Integrating Online Video Into Your PR Campaigns – Tips from PRSA-NY

Thursday, November 3rd, 2011

Alfred Cox*

Last week, on October 27, 2011, I had the opportunity to connect with industry professionals at the PRSA-NY panel, Successfully Integrating Online Video Into Your PR Campaigns.

The event featured presentations from Joe D’Amico, PopTent; Jake Finkelstein, Method Savvy; Jonah Minton, Ustream; Mark Rotblat, TubeMogul; Eric Wright, DS Simon; Jim Sulley, newscast US; and Larry Thomas, Latergy.

It was followed by a roundtable Q&A moderated by Jason Winocour, social and digital media practice leader at Hunter Public Relations.

Why Digital Video
Fifty-nine percent of Americans get their news every day from online and a mix of broadcast, radio and print sources. In fact, it is predicted that “by 2015, the demand for online video is expected to grow by 81 percent.”

Eric Wright, senior VP of marketing and business development, DS Simon Productions, Inc., offered additional insight on why digital video matters to the media.

  • AOL Newsroom is now bigger than the New York Times.
  • Journalist are using online video on their website.
  • 79 percent will use more online video in their messages.

Interestingly enough, over 50 percent of journalists say that video is vital to their jobs and that HD is the most important format.

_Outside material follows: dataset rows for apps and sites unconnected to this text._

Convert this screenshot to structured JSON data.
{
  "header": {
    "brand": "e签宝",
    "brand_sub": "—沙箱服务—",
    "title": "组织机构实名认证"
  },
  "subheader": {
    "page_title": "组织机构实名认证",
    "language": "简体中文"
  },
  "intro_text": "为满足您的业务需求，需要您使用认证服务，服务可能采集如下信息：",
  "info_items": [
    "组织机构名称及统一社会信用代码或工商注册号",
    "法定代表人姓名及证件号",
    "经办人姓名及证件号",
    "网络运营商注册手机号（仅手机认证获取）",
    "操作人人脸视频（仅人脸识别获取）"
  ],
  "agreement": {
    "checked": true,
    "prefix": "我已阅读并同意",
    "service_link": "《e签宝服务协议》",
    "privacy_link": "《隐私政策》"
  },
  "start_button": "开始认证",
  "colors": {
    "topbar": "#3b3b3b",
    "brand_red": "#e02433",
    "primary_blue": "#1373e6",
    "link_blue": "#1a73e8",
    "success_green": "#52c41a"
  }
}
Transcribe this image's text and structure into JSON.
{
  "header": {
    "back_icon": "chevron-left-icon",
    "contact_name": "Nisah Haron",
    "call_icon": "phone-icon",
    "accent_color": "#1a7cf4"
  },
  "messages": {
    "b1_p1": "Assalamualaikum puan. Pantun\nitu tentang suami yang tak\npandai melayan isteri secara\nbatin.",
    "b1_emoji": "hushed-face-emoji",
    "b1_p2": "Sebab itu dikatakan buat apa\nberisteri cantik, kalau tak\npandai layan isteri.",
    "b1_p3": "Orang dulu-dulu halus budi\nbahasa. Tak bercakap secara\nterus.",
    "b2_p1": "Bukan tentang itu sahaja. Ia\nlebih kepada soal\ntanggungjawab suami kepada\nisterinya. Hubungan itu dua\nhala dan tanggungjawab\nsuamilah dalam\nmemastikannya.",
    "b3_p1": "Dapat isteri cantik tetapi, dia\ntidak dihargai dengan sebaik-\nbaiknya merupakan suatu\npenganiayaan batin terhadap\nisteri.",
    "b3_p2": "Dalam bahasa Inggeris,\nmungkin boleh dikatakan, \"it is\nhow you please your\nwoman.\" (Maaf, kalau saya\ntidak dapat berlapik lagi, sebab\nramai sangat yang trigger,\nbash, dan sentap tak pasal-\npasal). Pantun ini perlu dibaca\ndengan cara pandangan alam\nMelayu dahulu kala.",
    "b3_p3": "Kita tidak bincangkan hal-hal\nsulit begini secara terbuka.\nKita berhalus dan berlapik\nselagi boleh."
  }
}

For these reasons, among others, it is imperative that public relations professionals use video to engage and build relationships with stakeholders, the media, and the community. However, PR folks have lots of homework before integrating online video in their campaigns. (more…)